- Early action will help you avoid issues that might arise upon the check’s expiration, like banks refusing to honor the payment.
- Banks don’t have to accept checks that are more than six months (180 days) old.
If you discover an old cashier’s check, contact the issuing bank and ask them what they need from you to handle the transaction. A personal check that’s several months old may have been forgotten by the issuer. Practically all checking accounts have zero interest, meaning most people only keep just enough in the account to pay the bills. As a result, when the forgotten check resurfaces without warning, there may not be enough funds in the account to cover it.
What types of checks can ‘go stale’?
But the obligation to pay still exists, so it’s best to deal with payments as soon as possible. Let’s look at what to know about stale-dated checks and what you can do if you’re holding onto one. Santander Bank, for example, charges $15 a check, while at Bank of America, the fee is $12. Plus, the person who wrote the bounced check might be charged a nonsufficient funds fee of up to $35.
It’s always best to contact the issuer before trying to cash a stale or outstanding check.
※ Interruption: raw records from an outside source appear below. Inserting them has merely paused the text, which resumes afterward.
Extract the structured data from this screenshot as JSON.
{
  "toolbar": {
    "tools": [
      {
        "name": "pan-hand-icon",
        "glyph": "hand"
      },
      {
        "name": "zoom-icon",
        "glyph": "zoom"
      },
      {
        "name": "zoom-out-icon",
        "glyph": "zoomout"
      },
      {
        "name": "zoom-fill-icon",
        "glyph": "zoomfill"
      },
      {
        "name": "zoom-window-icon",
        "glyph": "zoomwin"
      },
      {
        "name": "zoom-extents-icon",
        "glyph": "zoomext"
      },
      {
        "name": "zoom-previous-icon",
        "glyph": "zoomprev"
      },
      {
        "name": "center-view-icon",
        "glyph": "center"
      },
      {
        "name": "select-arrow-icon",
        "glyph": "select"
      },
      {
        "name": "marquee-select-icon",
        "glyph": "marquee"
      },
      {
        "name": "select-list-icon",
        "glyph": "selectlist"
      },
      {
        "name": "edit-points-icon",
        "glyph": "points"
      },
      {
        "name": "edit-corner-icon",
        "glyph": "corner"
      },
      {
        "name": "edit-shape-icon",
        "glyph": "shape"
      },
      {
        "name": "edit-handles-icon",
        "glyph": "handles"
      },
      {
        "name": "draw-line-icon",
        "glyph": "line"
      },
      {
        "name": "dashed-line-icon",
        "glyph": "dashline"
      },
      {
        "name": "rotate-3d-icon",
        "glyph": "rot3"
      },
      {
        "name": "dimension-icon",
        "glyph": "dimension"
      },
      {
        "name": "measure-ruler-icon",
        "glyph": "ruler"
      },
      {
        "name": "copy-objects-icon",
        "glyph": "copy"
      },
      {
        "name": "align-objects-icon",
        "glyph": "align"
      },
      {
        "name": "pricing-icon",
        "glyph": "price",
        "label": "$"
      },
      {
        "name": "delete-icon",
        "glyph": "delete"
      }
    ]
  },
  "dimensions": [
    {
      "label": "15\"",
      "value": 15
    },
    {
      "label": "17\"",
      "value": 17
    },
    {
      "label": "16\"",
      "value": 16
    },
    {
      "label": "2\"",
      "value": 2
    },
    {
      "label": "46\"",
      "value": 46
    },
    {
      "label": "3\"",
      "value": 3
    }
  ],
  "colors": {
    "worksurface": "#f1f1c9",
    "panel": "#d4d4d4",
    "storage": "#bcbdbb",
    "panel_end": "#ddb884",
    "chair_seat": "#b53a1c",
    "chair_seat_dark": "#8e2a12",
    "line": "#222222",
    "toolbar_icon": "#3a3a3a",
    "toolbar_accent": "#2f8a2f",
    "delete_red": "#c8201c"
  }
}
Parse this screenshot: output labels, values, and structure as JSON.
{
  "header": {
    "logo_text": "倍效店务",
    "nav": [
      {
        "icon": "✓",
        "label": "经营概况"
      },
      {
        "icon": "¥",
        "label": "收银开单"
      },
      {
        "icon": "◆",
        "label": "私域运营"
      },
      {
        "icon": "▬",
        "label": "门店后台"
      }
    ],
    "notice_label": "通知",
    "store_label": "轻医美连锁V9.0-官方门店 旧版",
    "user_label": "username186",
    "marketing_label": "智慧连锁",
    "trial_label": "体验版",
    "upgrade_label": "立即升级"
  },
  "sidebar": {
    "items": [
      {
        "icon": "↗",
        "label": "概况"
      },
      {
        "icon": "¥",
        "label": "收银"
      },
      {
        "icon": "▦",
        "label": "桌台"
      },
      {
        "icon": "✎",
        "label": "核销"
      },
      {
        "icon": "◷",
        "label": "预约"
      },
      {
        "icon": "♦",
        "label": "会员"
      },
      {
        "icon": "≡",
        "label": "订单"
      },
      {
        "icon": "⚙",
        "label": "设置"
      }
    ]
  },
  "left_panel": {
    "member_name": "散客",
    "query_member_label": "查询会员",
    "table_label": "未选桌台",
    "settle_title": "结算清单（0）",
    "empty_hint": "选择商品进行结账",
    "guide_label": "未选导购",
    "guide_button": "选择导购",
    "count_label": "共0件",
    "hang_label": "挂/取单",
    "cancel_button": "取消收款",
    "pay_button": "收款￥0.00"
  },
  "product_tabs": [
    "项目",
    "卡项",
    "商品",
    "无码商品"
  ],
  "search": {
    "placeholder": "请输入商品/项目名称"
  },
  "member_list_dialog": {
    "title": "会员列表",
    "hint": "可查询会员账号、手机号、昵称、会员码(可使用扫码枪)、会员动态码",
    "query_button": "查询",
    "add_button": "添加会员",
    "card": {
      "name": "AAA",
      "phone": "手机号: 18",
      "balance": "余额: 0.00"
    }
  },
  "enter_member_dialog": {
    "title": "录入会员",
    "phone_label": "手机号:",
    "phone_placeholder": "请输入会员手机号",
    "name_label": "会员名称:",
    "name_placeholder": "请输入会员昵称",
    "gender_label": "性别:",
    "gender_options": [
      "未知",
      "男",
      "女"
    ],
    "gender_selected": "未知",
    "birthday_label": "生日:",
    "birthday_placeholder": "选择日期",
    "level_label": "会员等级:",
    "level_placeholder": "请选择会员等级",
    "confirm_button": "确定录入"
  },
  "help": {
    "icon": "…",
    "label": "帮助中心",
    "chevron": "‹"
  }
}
Such a call may be awkward, but it’s better than imposing an overdraft fee on the person or business that wrote it. Ask for a new check if the old one is past six months old.